● **Requirement**: Pictures stay out; everything else in the records below is to be repeated exactly.

● **Supplied data**:
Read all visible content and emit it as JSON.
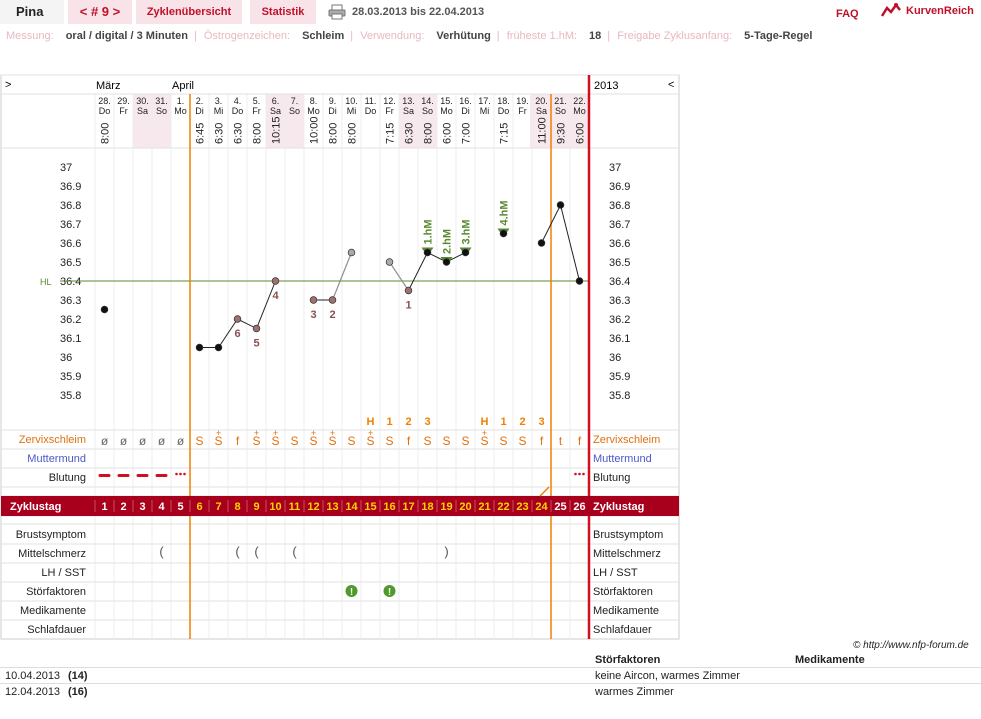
{
  "topbar": {
    "name": "Pina",
    "cycle": "< # 9 >",
    "overview": "Zyklenübersicht",
    "stats": "Statistik",
    "daterange": "28.03.2013 bis 22.04.2013",
    "faq": "FAQ",
    "brand": "KurvenReich"
  },
  "info": [
    {
      "label": "Messung:",
      "value": "oral / digital / 3 Minuten"
    },
    {
      "label": "Östrogenzeichen:",
      "value": "Schleim"
    },
    {
      "label": "Verwendung:",
      "value": "Verhütung"
    },
    {
      "label": "früheste 1.hM:",
      "value": "18"
    },
    {
      "label": "Freigabe Zyklusanfang:",
      "value": "5-Tage-Regel"
    }
  ],
  "chart_data": {
    "type": "line",
    "nav_left": ">",
    "nav_right": "<",
    "year": "2013",
    "months": [
      {
        "label": "März",
        "day_index": 0
      },
      {
        "label": "April",
        "day_index": 4
      }
    ],
    "days": [
      {
        "date": "28.",
        "wd": "Do",
        "time": "8:00",
        "temp": 36.25,
        "mucus": "ø",
        "bleed": "dash",
        "cd": "1"
      },
      {
        "date": "29.",
        "wd": "Fr",
        "time": "",
        "temp": null,
        "mucus": "ø",
        "bleed": "dash",
        "cd": "2"
      },
      {
        "date": "30.",
        "wd": "Sa",
        "time": "",
        "temp": null,
        "mucus": "ø",
        "bleed": "dash",
        "cd": "3"
      },
      {
        "date": "31.",
        "wd": "So",
        "time": "",
        "temp": null,
        "mucus": "ø",
        "bleed": "dash",
        "cd": "4"
      },
      {
        "date": "1.",
        "wd": "Mo",
        "time": "",
        "temp": null,
        "mucus": "ø",
        "bleed": "dots",
        "cd": "5"
      },
      {
        "date": "2.",
        "wd": "Di",
        "time": "6:45",
        "temp": 36.05,
        "mucus": "S",
        "bleed": "",
        "cd": "6"
      },
      {
        "date": "3.",
        "wd": "Mi",
        "time": "6:30",
        "temp": 36.05,
        "mucus": "S+",
        "bleed": "",
        "cd": "7"
      },
      {
        "date": "4.",
        "wd": "Do",
        "time": "6:30",
        "temp": 36.2,
        "mucus": "f",
        "bleed": "",
        "cd": "8",
        "num": "6"
      },
      {
        "date": "5.",
        "wd": "Fr",
        "time": "8:00",
        "temp": 36.15,
        "mucus": "S+",
        "bleed": "",
        "cd": "9",
        "num": "5"
      },
      {
        "date": "6.",
        "wd": "Sa",
        "time": "10:15",
        "temp": 36.4,
        "mucus": "S+",
        "bleed": "",
        "cd": "10",
        "num": "4"
      },
      {
        "date": "7.",
        "wd": "So",
        "time": "",
        "temp": null,
        "mucus": "S",
        "bleed": "",
        "cd": "11"
      },
      {
        "date": "8.",
        "wd": "Mo",
        "time": "10:00",
        "temp": 36.3,
        "mucus": "S+",
        "bleed": "",
        "cd": "12",
        "num": "3"
      },
      {
        "date": "9.",
        "wd": "Di",
        "time": "8:00",
        "temp": 36.3,
        "mucus": "S+",
        "bleed": "",
        "cd": "13",
        "num": "2"
      },
      {
        "date": "10.",
        "wd": "Mi",
        "time": "8:00",
        "temp": 36.55,
        "mucus": "S",
        "bleed": "",
        "cd": "14"
      },
      {
        "date": "11.",
        "wd": "Do",
        "time": "",
        "temp": null,
        "mucus": "S+",
        "bleed": "",
        "cd": "15",
        "h": "H"
      },
      {
        "date": "12.",
        "wd": "Fr",
        "time": "7:15",
        "temp": 36.5,
        "mucus": "S",
        "bleed": "",
        "cd": "16",
        "h": "1"
      },
      {
        "date": "13.",
        "wd": "Sa",
        "time": "6:30",
        "temp": 36.35,
        "mucus": "f",
        "bleed": "",
        "cd": "17",
        "num": "1",
        "h": "2"
      },
      {
        "date": "14.",
        "wd": "So",
        "time": "8:00",
        "temp": 36.55,
        "mucus": "S",
        "bleed": "",
        "cd": "18",
        "hm": "1.hM",
        "h": "3"
      },
      {
        "date": "15.",
        "wd": "Mo",
        "time": "6:00",
        "temp": 36.5,
        "mucus": "S",
        "bleed": "",
        "cd": "19",
        "hm": "2.hM"
      },
      {
        "date": "16.",
        "wd": "Di",
        "time": "7:00",
        "temp": 36.55,
        "mucus": "S",
        "bleed": "",
        "cd": "20",
        "hm": "3.hM"
      },
      {
        "date": "17.",
        "wd": "Mi",
        "time": "",
        "temp": null,
        "mucus": "S+",
        "bleed": "",
        "cd": "21",
        "h": "H"
      },
      {
        "date": "18.",
        "wd": "Do",
        "time": "7:15",
        "temp": 36.65,
        "mucus": "S",
        "bleed": "",
        "cd": "22",
        "hm": "4.hM",
        "h": "1"
      },
      {
        "date": "19.",
        "wd": "Fr",
        "time": "",
        "temp": null,
        "mucus": "S",
        "bleed": "",
        "cd": "23",
        "h": "2"
      },
      {
        "date": "20.",
        "wd": "Sa",
        "time": "11:00",
        "temp": 36.6,
        "mucus": "f",
        "bleed": "",
        "cd": "24",
        "h": "3"
      },
      {
        "date": "21.",
        "wd": "So",
        "time": "9:30",
        "temp": 36.8,
        "mucus": "t",
        "bleed": "",
        "cd": "25"
      },
      {
        "date": "22.",
        "wd": "Mo",
        "time": "6:00",
        "temp": 36.4,
        "mucus": "f",
        "bleed": "dots",
        "cd": "26"
      }
    ],
    "y_ticks": [
      37,
      36.9,
      36.8,
      36.7,
      36.6,
      36.5,
      36.4,
      36.3,
      36.2,
      36.1,
      36,
      35.9,
      35.8
    ],
    "ylim": [
      35.8,
      37
    ],
    "hl_label": "HL",
    "hl_value": 36.4,
    "sections": {
      "zervix": "Zervixschleim",
      "muttermund": "Muttermund",
      "blutung": "Blutung",
      "zyklustag": "Zyklustag",
      "brust": "Brustsymptom",
      "mittel": "Mittelschmerz",
      "lh": "LH / SST",
      "stoer": "Störfaktoren",
      "medi": "Medikamente",
      "schlaf": "Schlafdauer"
    },
    "mittelschmerz": [
      {
        "day_index": 3,
        "sym": "("
      },
      {
        "day_index": 7,
        "sym": "("
      },
      {
        "day_index": 8,
        "sym": "("
      },
      {
        "day_index": 10,
        "sym": "("
      },
      {
        "day_index": 18,
        "sym": ")"
      }
    ],
    "stoer_days": [
      13,
      15
    ],
    "colors": {
      "accent": "#a8001c",
      "orange": "#f08000",
      "green": "#5a8a30",
      "mucus": "#e07010",
      "blue": "#4a58c8"
    }
  },
  "footer": {
    "credit": "© http://www.nfp-forum.de",
    "col_stoer": "Störfaktoren",
    "col_medi": "Medikamente",
    "entries": [
      {
        "date": "10.04.2013",
        "cd": "(14)",
        "text": "keine Aircon, warmes Zimmer"
      },
      {
        "date": "12.04.2013",
        "cd": "(16)",
        "text": "warmes Zimmer"
      }
    ]
  }
}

● **Output below**:
Read all visible content and emit it as JSON.
{
  "topbar": {
    "name": "Pina",
    "cycle": "< # 9 >",
    "overview": "Zyklenübersicht",
    "stats": "Statistik",
    "daterange": "28.03.2013 bis 22.04.2013",
    "faq": "FAQ",
    "brand": "KurvenReich"
  },
  "info": [
    {
      "label": "Messung:",
      "value": "oral / digital / 3 Minuten"
    },
    {
      "label": "Östrogenzeichen:",
      "value": "Schleim"
    },
    {
      "label": "Verwendung:",
      "value": "Verhütung"
    },
    {
      "label": "früheste 1.hM:",
      "value": "18"
    },
    {
      "label": "Freigabe Zyklusanfang:",
      "value": "5-Tage-Regel"
    }
  ],
  "chart_data": {
    "type": "line",
    "nav_left": ">",
    "nav_right": "<",
    "year": "2013",
    "months": [
      {
        "label": "März",
        "day_index": 0
      },
      {
        "label": "April",
        "day_index": 4
      }
    ],
    "days": [
      {
        "date": "28.",
        "wd": "Do",
        "time": "8:00",
        "temp": 36.25,
        "mucus": "ø",
        "bleed": "dash",
        "cd": "1"
      },
      {
        "date": "29.",
        "wd": "Fr",
        "time": "",
        "temp": null,
        "mucus": "ø",
        "bleed": "dash",
        "cd": "2"
      },
      {
        "date": "30.",
        "wd": "Sa",
        "time": "",
        "temp": null,
        "mucus": "ø",
        "bleed": "dash",
        "cd": "3"
      },
      {
        "date": "31.",
        "wd": "So",
        "time": "",
        "temp": null,
        "mucus": "ø",
        "bleed": "dash",
        "cd": "4"
      },
      {
        "date": "1.",
        "wd": "Mo",
        "time": "",
        "temp": null,
        "mucus": "ø",
        "bleed": "dots",
        "cd": "5"
      },
      {
        "date": "2.",
        "wd": "Di",
        "time": "6:45",
        "temp": 36.05,
        "mucus": "S",
        "bleed": "",
        "cd": "6"
      },
      {
        "date": "3.",
        "wd": "Mi",
        "time": "6:30",
        "temp": 36.05,
        "mucus": "S+",
        "bleed": "",
        "cd": "7"
      },
      {
        "date": "4.",
        "wd": "Do",
        "time": "6:30",
        "temp": 36.2,
        "mucus": "f",
        "bleed": "",
        "cd": "8",
        "num": "6"
      },
      {
        "date": "5.",
        "wd": "Fr",
        "time": "8:00",
        "temp": 36.15,
        "mucus": "S+",
        "bleed": "",
        "cd": "9",
        "num": "5"
      },
      {
        "date": "6.",
        "wd": "Sa",
        "time": "10:15",
        "temp": 36.4,
        "mucus": "S+",
        "bleed": "",
        "cd": "10",
        "num": "4"
      },
      {
        "date": "7.",
        "wd": "So",
        "time": "",
        "temp": null,
        "mucus": "S",
        "bleed": "",
        "cd": "11"
      },
      {
        "date": "8.",
        "wd": "Mo",
        "time": "10:00",
        "temp": 36.3,
        "mucus": "S+",
        "bleed": "",
        "cd": "12",
        "num": "3"
      },
      {
        "date": "9.",
        "wd": "Di",
        "time": "8:00",
        "temp": 36.3,
        "mucus": "S+",
        "bleed": "",
        "cd": "13",
        "num": "2"
      },
      {
        "date": "10.",
        "wd": "Mi",
        "time": "8:00",
        "temp": 36.55,
        "mucus": "S",
        "bleed": "",
        "cd": "14"
      },
      {
        "date": "11.",
        "wd": "Do",
        "time": "",
        "temp": null,
        "mucus": "S+",
        "bleed": "",
        "cd": "15",
        "h": "H"
      },
      {
        "date": "12.",
        "wd": "Fr",
        "time": "7:15",
        "temp": 36.5,
        "mucus": "S",
        "bleed": "",
        "cd": "16",
        "h": "1"
      },
      {
        "date": "13.",
        "wd": "Sa",
        "time": "6:30",
        "temp": 36.35,
        "mucus": "f",
        "bleed": "",
        "cd": "17",
        "num": "1",
        "h": "2"
      },
      {
        "date": "14.",
        "wd": "So",
        "time": "8:00",
        "temp": 36.55,
        "mucus": "S",
        "bleed": "",
        "cd": "18",
        "hm": "1.hM",
        "h": "3"
      },
      {
        "date": "15.",
        "wd": "Mo",
        "time": "6:00",
        "temp": 36.5,
        "mucus": "S",
        "bleed": "",
        "cd": "19",
        "hm": "2.hM"
      },
      {
        "date": "16.",
        "wd": "Di",
        "time": "7:00",
        "temp": 36.55,
        "mucus": "S",
        "bleed": "",
        "cd": "20",
        "hm": "3.hM"
      },
      {
        "date": "17.",
        "wd": "Mi",
        "time": "",
        "temp": null,
        "mucus": "S+",
        "bleed": "",
        "cd": "21",
        "h": "H"
      },
      {
        "date": "18.",
        "wd": "Do",
        "time": "7:15",
        "temp": 36.65,
        "mucus": "S",
        "bleed": "",
        "cd": "22",
        "hm": "4.hM",
        "h": "1"
      },
      {
        "date": "19.",
        "wd": "Fr",
        "time": "",
        "temp": null,
        "mucus": "S",
        "bleed": "",
        "cd": "23",
        "h": "2"
      },
      {
        "date": "20.",
        "wd": "Sa",
        "time": "11:00",
        "temp": 36.6,
        "mucus": "f",
        "bleed": "",
        "cd": "24",
        "h": "3"
      },
      {
        "date": "21.",
        "wd": "So",
        "time": "9:30",
        "temp": 36.8,
        "mucus": "t",
        "bleed": "",
        "cd": "25"
      },
      {
        "date": "22.",
        "wd": "Mo",
        "time": "6:00",
        "temp": 36.4,
        "mucus": "f",
        "bleed": "dots",
        "cd": "26"
      }
    ],
    "y_ticks": [
      37,
      36.9,
      36.8,
      36.7,
      36.6,
      36.5,
      36.4,
      36.3,
      36.2,
      36.1,
      36,
      35.9,
      35.8
    ],
    "ylim": [
      35.8,
      37
    ],
    "hl_label": "HL",
    "hl_value": 36.4,
    "sections": {
      "zervix": "Zervixschleim",
      "muttermund": "Muttermund",
      "blutung": "Blutung",
      "zyklustag": "Zyklustag",
      "brust": "Brustsymptom",
      "mittel": "Mittelschmerz",
      "lh": "LH / SST",
      "stoer": "Störfaktoren",
      "medi": "Medikamente",
      "schlaf": "Schlafdauer"
    },
    "mittelschmerz": [
      {
        "day_index": 3,
        "sym": "("
      },
      {
        "day_index": 7,
        "sym": "("
      },
      {
        "day_index": 8,
        "sym": "("
      },
      {
        "day_index": 10,
        "sym": "("
      },
      {
        "day_index": 18,
        "sym": ")"
      }
    ],
    "stoer_days": [
      13,
      15
    ],
    "colors": {
      "accent": "#a8001c",
      "orange": "#f08000",
      "green": "#5a8a30",
      "mucus": "#e07010",
      "blue": "#4a58c8"
    }
  },
  "footer": {
    "credit": "© http://www.nfp-forum.de",
    "col_stoer": "Störfaktoren",
    "col_medi": "Medikamente",
    "entries": [
      {
        "date": "10.04.2013",
        "cd": "(14)",
        "text": "keine Aircon, warmes Zimmer"
      },
      {
        "date": "12.04.2013",
        "cd": "(16)",
        "text": "warmes Zimmer"
      }
    ]
  }
}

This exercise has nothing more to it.